Task description: Make an exact copy of every entry.

(Data about app and page elements)
⁂

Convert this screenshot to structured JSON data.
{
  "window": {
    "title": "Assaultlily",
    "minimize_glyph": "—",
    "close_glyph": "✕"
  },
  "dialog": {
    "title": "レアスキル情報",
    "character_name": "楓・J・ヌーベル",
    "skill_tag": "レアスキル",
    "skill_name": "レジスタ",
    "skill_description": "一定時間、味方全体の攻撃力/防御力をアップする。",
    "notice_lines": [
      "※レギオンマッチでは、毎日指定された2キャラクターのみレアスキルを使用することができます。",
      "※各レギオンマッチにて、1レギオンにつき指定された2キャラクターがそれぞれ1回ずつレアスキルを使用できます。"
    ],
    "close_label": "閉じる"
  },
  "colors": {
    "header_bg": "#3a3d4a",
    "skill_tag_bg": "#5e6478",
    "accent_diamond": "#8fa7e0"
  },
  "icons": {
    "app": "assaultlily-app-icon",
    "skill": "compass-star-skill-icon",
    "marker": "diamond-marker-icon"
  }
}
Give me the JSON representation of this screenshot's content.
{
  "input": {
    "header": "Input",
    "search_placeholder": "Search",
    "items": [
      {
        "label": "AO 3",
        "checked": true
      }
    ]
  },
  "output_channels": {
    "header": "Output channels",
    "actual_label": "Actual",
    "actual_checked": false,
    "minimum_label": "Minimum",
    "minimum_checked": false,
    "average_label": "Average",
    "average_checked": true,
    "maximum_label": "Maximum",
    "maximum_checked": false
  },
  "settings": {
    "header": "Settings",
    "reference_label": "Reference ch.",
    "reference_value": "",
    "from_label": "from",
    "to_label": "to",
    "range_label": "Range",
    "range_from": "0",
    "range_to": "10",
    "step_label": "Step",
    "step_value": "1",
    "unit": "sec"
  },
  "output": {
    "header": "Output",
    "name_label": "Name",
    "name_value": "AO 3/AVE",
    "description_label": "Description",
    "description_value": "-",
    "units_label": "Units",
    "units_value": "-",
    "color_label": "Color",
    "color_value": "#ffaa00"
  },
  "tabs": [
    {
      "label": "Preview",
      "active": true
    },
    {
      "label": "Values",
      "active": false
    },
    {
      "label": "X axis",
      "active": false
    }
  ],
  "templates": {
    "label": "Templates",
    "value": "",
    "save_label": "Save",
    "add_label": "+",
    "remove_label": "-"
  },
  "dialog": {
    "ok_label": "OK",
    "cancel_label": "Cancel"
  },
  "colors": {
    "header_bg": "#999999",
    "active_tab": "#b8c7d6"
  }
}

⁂

Problem solution:
Convert this screenshot to structured JSON data.
{
  "window": {
    "title": "Assaultlily",
    "minimize_glyph": "—",
    "close_glyph": "✕"
  },
  "dialog": {
    "title": "レアスキル情報",
    "character_name": "楓・J・ヌーベル",
    "skill_tag": "レアスキル",
    "skill_name": "レジスタ",
    "skill_description": "一定時間、味方全体の攻撃力/防御力をアップする。",
    "notice_lines": [
      "※レギオンマッチでは、毎日指定された2キャラクターのみレアスキルを使用することができます。",
      "※各レギオンマッチにて、1レギオンにつき指定された2キャラクターがそれぞれ1回ずつレアスキルを使用できます。"
    ],
    "close_label": "閉じる"
  },
  "colors": {
    "header_bg": "#3a3d4a",
    "skill_tag_bg": "#5e6478",
    "accent_diamond": "#8fa7e0"
  },
  "icons": {
    "app": "assaultlily-app-icon",
    "skill": "compass-star-skill-icon",
    "marker": "diamond-marker-icon"
  }
}
Give me the JSON representation of this screenshot's content.
{
  "input": {
    "header": "Input",
    "search_placeholder": "Search",
    "items": [
      {
        "label": "AO 3",
        "checked": true
      }
    ]
  },
  "output_channels": {
    "header": "Output channels",
    "actual_label": "Actual",
    "actual_checked": false,
    "minimum_label": "Minimum",
    "minimum_checked": false,
    "average_label": "Average",
    "average_checked": true,
    "maximum_label": "Maximum",
    "maximum_checked": false
  },
  "settings": {
    "header": "Settings",
    "reference_label": "Reference ch.",
    "reference_value": "",
    "from_label": "from",
    "to_label": "to",
    "range_label": "Range",
    "range_from": "0",
    "range_to": "10",
    "step_label": "Step",
    "step_value": "1",
    "unit": "sec"
  },
  "output": {
    "header": "Output",
    "name_label": "Name",
    "name_value": "AO 3/AVE",
    "description_label": "Description",
    "description_value": "-",
    "units_label": "Units",
    "units_value": "-",
    "color_label": "Color",
    "color_value": "#ffaa00"
  },
  "tabs": [
    {
      "label": "Preview",
      "active": true
    },
    {
      "label": "Values",
      "active": false
    },
    {
      "label": "X axis",
      "active": false
    }
  ],
  "templates": {
    "label": "Templates",
    "value": "",
    "save_label": "Save",
    "add_label": "+",
    "remove_label": "-"
  },
  "dialog": {
    "ok_label": "OK",
    "cancel_label": "Cancel"
  },
  "colors": {
    "header_bg": "#999999",
    "active_tab": "#b8c7d6"
  }
}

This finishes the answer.